**Task statement:** Every record that follows should be printed verbatim.
....................
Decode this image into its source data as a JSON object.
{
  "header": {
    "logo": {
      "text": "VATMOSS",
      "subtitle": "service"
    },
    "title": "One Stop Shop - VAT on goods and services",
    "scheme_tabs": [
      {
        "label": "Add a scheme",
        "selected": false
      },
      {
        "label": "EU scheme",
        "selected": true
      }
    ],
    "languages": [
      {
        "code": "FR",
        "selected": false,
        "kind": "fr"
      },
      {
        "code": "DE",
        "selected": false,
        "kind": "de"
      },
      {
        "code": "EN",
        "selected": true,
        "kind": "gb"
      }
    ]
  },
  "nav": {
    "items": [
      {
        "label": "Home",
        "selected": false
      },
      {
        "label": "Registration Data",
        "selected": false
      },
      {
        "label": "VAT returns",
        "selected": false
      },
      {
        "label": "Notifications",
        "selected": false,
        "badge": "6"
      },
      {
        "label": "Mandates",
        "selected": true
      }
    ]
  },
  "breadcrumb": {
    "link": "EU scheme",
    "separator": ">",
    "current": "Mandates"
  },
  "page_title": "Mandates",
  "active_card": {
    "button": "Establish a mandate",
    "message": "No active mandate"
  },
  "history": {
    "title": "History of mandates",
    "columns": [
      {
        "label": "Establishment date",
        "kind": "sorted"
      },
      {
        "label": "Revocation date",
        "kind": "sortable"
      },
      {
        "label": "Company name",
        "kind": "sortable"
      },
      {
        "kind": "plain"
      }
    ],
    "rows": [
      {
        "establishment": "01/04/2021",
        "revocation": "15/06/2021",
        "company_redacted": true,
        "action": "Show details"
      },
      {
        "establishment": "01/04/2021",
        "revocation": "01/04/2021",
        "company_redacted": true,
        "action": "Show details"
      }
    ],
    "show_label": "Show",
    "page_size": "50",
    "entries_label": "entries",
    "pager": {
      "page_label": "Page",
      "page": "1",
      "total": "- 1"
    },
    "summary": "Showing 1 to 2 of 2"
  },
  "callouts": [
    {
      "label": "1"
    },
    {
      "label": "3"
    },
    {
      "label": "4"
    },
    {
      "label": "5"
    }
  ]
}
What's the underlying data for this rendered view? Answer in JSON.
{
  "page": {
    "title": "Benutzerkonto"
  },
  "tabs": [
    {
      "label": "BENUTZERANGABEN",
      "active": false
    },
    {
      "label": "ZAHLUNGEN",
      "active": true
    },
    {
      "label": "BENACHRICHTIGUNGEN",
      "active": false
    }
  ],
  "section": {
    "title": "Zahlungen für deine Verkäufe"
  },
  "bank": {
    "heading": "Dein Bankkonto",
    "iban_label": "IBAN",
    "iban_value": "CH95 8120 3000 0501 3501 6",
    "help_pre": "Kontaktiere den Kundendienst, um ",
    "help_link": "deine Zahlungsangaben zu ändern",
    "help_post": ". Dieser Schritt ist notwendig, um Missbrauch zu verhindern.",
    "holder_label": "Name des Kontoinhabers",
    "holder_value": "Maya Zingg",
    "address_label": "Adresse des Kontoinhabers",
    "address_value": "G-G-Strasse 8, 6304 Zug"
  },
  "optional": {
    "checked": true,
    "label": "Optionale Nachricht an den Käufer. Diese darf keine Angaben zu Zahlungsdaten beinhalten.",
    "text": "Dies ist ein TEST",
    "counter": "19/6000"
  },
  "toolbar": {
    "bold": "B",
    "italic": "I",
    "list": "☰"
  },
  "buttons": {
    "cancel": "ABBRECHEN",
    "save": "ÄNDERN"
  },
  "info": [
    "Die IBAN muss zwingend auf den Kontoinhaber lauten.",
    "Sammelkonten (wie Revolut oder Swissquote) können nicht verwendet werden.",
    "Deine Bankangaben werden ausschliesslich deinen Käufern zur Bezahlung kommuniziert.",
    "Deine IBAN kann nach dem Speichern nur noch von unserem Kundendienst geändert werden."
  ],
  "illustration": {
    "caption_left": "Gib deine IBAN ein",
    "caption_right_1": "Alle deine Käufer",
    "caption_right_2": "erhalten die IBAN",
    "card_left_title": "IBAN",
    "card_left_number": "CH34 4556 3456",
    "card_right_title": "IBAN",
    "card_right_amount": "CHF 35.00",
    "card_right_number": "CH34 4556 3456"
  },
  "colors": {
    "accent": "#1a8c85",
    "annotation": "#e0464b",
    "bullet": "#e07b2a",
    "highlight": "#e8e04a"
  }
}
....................
**Response to this exercise:**
Decode this image into its source data as a JSON object.
{
  "header": {
    "logo": {
      "text": "VATMOSS",
      "subtitle": "service"
    },
    "title": "One Stop Shop - VAT on goods and services",
    "scheme_tabs": [
      {
        "label": "Add a scheme",
        "selected": false
      },
      {
        "label": "EU scheme",
        "selected": true
      }
    ],
    "languages": [
      {
        "code": "FR",
        "selected": false,
        "kind": "fr"
      },
      {
        "code": "DE",
        "selected": false,
        "kind": "de"
      },
      {
        "code": "EN",
        "selected": true,
        "kind": "gb"
      }
    ]
  },
  "nav": {
    "items": [
      {
        "label": "Home",
        "selected": false
      },
      {
        "label": "Registration Data",
        "selected": false
      },
      {
        "label": "VAT returns",
        "selected": false
      },
      {
        "label": "Notifications",
        "selected": false,
        "badge": "6"
      },
      {
        "label": "Mandates",
        "selected": true
      }
    ]
  },
  "breadcrumb": {
    "link": "EU scheme",
    "separator": ">",
    "current": "Mandates"
  },
  "page_title": "Mandates",
  "active_card": {
    "button": "Establish a mandate",
    "message": "No active mandate"
  },
  "history": {
    "title": "History of mandates",
    "columns": [
      {
        "label": "Establishment date",
        "kind": "sorted"
      },
      {
        "label": "Revocation date",
        "kind": "sortable"
      },
      {
        "label": "Company name",
        "kind": "sortable"
      },
      {
        "kind": "plain"
      }
    ],
    "rows": [
      {
        "establishment": "01/04/2021",
        "revocation": "15/06/2021",
        "company_redacted": true,
        "action": "Show details"
      },
      {
        "establishment": "01/04/2021",
        "revocation": "01/04/2021",
        "company_redacted": true,
        "action": "Show details"
      }
    ],
    "show_label": "Show",
    "page_size": "50",
    "entries_label": "entries",
    "pager": {
      "page_label": "Page",
      "page": "1",
      "total": "- 1"
    },
    "summary": "Showing 1 to 2 of 2"
  },
  "callouts": [
    {
      "label": "1"
    },
    {
      "label": "3"
    },
    {
      "label": "4"
    },
    {
      "label": "5"
    }
  ]
}
What's the underlying data for this rendered view? Answer in JSON.
{
  "page": {
    "title": "Benutzerkonto"
  },
  "tabs": [
    {
      "label": "BENUTZERANGABEN",
      "active": false
    },
    {
      "label": "ZAHLUNGEN",
      "active": true
    },
    {
      "label": "BENACHRICHTIGUNGEN",
      "active": false
    }
  ],
  "section": {
    "title": "Zahlungen für deine Verkäufe"
  },
  "bank": {
    "heading": "Dein Bankkonto",
    "iban_label": "IBAN",
    "iban_value": "CH95 8120 3000 0501 3501 6",
    "help_pre": "Kontaktiere den Kundendienst, um ",
    "help_link": "deine Zahlungsangaben zu ändern",
    "help_post": ". Dieser Schritt ist notwendig, um Missbrauch zu verhindern.",
    "holder_label": "Name des Kontoinhabers",
    "holder_value": "Maya Zingg",
    "address_label": "Adresse des Kontoinhabers",
    "address_value": "G-G-Strasse 8, 6304 Zug"
  },
  "optional": {
    "checked": true,
    "label": "Optionale Nachricht an den Käufer. Diese darf keine Angaben zu Zahlungsdaten beinhalten.",
    "text": "Dies ist ein TEST",
    "counter": "19/6000"
  },
  "toolbar": {
    "bold": "B",
    "italic": "I",
    "list": "☰"
  },
  "buttons": {
    "cancel": "ABBRECHEN",
    "save": "ÄNDERN"
  },
  "info": [
    "Die IBAN muss zwingend auf den Kontoinhaber lauten.",
    "Sammelkonten (wie Revolut oder Swissquote) können nicht verwendet werden.",
    "Deine Bankangaben werden ausschliesslich deinen Käufern zur Bezahlung kommuniziert.",
    "Deine IBAN kann nach dem Speichern nur noch von unserem Kundendienst geändert werden."
  ],
  "illustration": {
    "caption_left": "Gib deine IBAN ein",
    "caption_right_1": "Alle deine Käufer",
    "caption_right_2": "erhalten die IBAN",
    "card_left_title": "IBAN",
    "card_left_number": "CH34 4556 3456",
    "card_right_title": "IBAN",
    "card_right_amount": "CHF 35.00",
    "card_right_number": "CH34 4556 3456"
  },
  "colors": {
    "accent": "#1a8c85",
    "annotation": "#e0464b",
    "bullet": "#e07b2a",
    "highlight": "#e8e04a"
  }
}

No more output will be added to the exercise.